The U.S. Food and Drug Administration (FDA) is close to approving its first official biosimilar – a drug similar to white blood cell-booster Neupogen®. Biosimilars are welcome news. And they’ve been a long time coming. Europe approved its first biosimilar drug nearly a decade ago.
The first biosimilar approval in the United States will be an important milestone in the journey to help people with complicated and debilitating illnesses reduce the substantial costs of specialty drugs.
But a new report sponsored by Prime Therapeutics and authored by health economist Alex Brill suggests the market for biosimilars may not be as robust as many hope it will be. Unlike generic drugs, which significantly impacted the traditional pharmacy market with their cost savings, biosimilars face a number of hurdles.

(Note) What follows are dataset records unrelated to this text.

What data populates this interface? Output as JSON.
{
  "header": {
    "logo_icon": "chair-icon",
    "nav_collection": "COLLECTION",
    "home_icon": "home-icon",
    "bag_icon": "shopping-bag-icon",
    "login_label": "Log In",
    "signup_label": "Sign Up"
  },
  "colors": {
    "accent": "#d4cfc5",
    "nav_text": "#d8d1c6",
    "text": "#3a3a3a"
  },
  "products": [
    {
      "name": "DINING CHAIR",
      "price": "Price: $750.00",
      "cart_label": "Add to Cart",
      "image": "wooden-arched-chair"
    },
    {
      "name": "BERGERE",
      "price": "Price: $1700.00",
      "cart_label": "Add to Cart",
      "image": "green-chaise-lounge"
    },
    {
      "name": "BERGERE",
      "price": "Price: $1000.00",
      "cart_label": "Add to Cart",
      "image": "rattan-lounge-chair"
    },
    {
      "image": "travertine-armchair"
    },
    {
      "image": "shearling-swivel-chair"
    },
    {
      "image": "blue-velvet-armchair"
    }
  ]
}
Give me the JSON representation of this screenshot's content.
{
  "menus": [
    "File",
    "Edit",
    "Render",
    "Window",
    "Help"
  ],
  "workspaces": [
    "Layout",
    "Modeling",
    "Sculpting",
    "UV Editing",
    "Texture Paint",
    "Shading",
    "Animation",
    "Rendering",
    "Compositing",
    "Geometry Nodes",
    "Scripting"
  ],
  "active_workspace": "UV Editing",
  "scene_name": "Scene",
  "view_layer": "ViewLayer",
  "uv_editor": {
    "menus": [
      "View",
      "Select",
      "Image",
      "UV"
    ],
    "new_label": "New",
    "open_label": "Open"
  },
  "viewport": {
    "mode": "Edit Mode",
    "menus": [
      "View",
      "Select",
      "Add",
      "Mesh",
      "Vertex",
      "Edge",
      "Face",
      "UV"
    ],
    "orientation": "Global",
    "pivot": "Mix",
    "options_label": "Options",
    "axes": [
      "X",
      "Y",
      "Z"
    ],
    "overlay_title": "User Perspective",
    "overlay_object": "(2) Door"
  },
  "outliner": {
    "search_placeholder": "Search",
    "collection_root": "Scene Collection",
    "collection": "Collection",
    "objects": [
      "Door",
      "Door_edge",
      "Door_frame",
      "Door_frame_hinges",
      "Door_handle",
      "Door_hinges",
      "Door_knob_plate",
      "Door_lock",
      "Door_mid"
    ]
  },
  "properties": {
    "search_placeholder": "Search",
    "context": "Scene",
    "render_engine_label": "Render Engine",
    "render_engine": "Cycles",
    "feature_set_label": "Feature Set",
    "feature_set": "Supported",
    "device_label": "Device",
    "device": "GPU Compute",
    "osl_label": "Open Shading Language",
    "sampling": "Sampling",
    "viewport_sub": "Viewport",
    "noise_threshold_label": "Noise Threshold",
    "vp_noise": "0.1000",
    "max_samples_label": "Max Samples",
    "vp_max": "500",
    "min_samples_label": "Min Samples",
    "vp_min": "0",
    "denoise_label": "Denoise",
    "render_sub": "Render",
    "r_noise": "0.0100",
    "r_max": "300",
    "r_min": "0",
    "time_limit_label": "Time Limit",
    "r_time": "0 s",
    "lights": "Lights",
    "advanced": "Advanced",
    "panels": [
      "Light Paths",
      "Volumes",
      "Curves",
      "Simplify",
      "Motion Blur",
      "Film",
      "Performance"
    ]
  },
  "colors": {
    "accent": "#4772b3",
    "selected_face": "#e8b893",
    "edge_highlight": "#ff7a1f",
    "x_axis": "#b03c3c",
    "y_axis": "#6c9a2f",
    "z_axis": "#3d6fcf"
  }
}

The new report finds that unless important economic and regulatory challenges are resolved at the federal and state levels, it will be economically prohibitive for manufacturers to develop biosimilars for all but the “blockbuster” specialty drugs.
Examples of the regulatory and policy decisions that may negatively impact biosimilar uptake include: naming conventions, clinical testing requirements for biosimilars, and state substitution laws. Even how health care plans cover biosimilars and prescriber and patient perceptions will influence use.
Models developed by Brill indicate pharmaceutical companies will need between $627 million and as much as $1.3 billion in revenue to break even on development of a new biosimilar. The most likely scenario suggests it will require $898 million in revenue. A highly-challenging regulatory environment would add to the already high development time and costs required – 8-10 years and $100 million to $200 million – and thus raise the break-even threshold.
Importantly, we may see diminished returns over time from a biosimilar pathway that makes only the largest biologic drugs good candidates for competition. Prime’s separate analysis suggests that “blockbuster” drugs will represent a smaller and smaller percentage of total specialty drug spend over time. The analysis underscores the need to preserve incentives for manufacturers to invest in developing biosimilars with a smaller sales market.
Read more in Brill’s report, “The Economic Viability of a U.S. Biosimilars Industry.”